What these emotional cripples needed, the railway doctors suggested, was not spinal treatments (or huge monetary settlements to compensate them for bodily damage) but psychological therapy that combined rest, isolation, and “suggestive therapeutics”—a regimen of listening and suggesting positive outcomes to a receptive patient. By the early 189Os, when in Europe Freud and Breuer were working on their groundbreaking Studies in Hysteria , the railway surgeons had, in the words of the medical historian Eric Caplan, “unwittingly become the first American medical specialty to achieve a consensus regarding the therapeutic value of what would soon be known throughout the world as psychotherapy.”
By the first decade of the twentieth century, railway spine was quickly fading from the courts, and soon after it disappeared from the medical literature. It may be that people were beginning to incorporate the scale, and the risks, of train travel into the collective psyche—or that railroads were simply overtaken by myriad other sources of anxiety in the new world of modern America. Automobiles provided yet another method of moving faster than humans had thought possible; skyscrapers were shooting higher than anyone had ever foreseen (courtesy, in part, of the invention of elevator technology). Soon the horrors of the Great War would provide a large-scale opportunity to explore traumatic neurosis, as thousands of emotionally ravaged soldiers returned from the trenches of Europe.
Today, in the aftermath of our most recent national trauma, we have many more psychological tools with which to address the emotional state that is the descendant of railway neurosis, posttraumatic stress disorder, or PTSD. And, in the way of the field of psychology in general, we continue to learn. Many health-care professionals were surprised to find symptoms of PTSD turning up in people (including children) far from ground zero. The events of September 11 also reminded psychologists that we humans possess a powerful mental tool called habituation, a tool that may help explain the disappearance of railway neurosis.

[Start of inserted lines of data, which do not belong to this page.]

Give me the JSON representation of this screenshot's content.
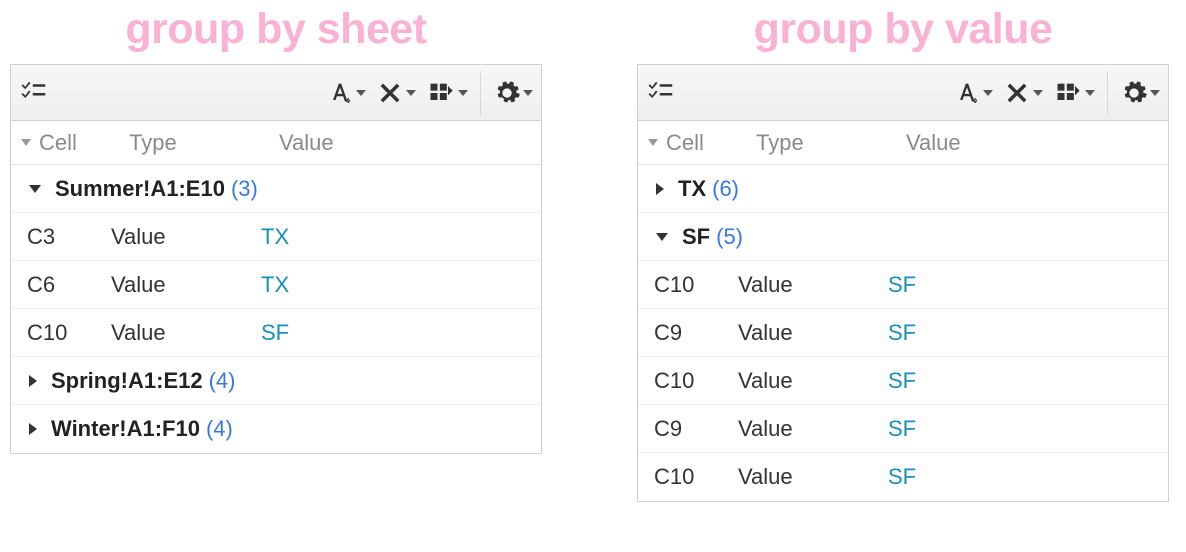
{
  "left": {
    "title": "group by sheet",
    "headers": {
      "cell": "Cell",
      "type": "Type",
      "value": "Value"
    },
    "groups": [
      {
        "name": "Summer!A1:E10",
        "count": "(3)",
        "expanded": true,
        "rows": [
          {
            "cell": "C3",
            "type": "Value",
            "value": "TX"
          },
          {
            "cell": "C6",
            "type": "Value",
            "value": "TX"
          },
          {
            "cell": "C10",
            "type": "Value",
            "value": "SF"
          }
        ]
      },
      {
        "name": "Spring!A1:E12",
        "count": "(4)",
        "expanded": false,
        "rows": []
      },
      {
        "name": "Winter!A1:F10",
        "count": "(4)",
        "expanded": false,
        "rows": []
      }
    ]
  },
  "right": {
    "title": "group by value",
    "headers": {
      "cell": "Cell",
      "type": "Type",
      "value": "Value"
    },
    "groups": [
      {
        "name": "TX",
        "count": "(6)",
        "expanded": false,
        "rows": []
      },
      {
        "name": "SF",
        "count": "(5)",
        "expanded": true,
        "rows": [
          {
            "cell": "C10",
            "type": "Value",
            "value": "SF"
          },
          {
            "cell": "C9",
            "type": "Value",
            "value": "SF"
          },
          {
            "cell": "C10",
            "type": "Value",
            "value": "SF"
          },
          {
            "cell": "C9",
            "type": "Value",
            "value": "SF"
          },
          {
            "cell": "C10",
            "type": "Value",
            "value": "SF"
          }
        ]
      }
    ]
  }
}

Habituation occurs on a molecular level in the brain, and it is the human animal’s way of adjusting to change in its environment; if we didn’t habituate, we would live in a constant state of anxiety and vigilance. Citizens of the early twentieth century had no choice but to habituate to the overwhelming emotional challenges of modern industrial life, including trains, with their dual capacity to excite and to terrify. Similarly, we now accept the reality of armed guards at airports, and most of us have become willing once more to step onto an airplane. The act of flying defies the reality humans used to know—as does the possibility of destruction by civilian weapons from the sky—but we have learned to adapt and to move on to the next challenge of twenty-firstcentury life.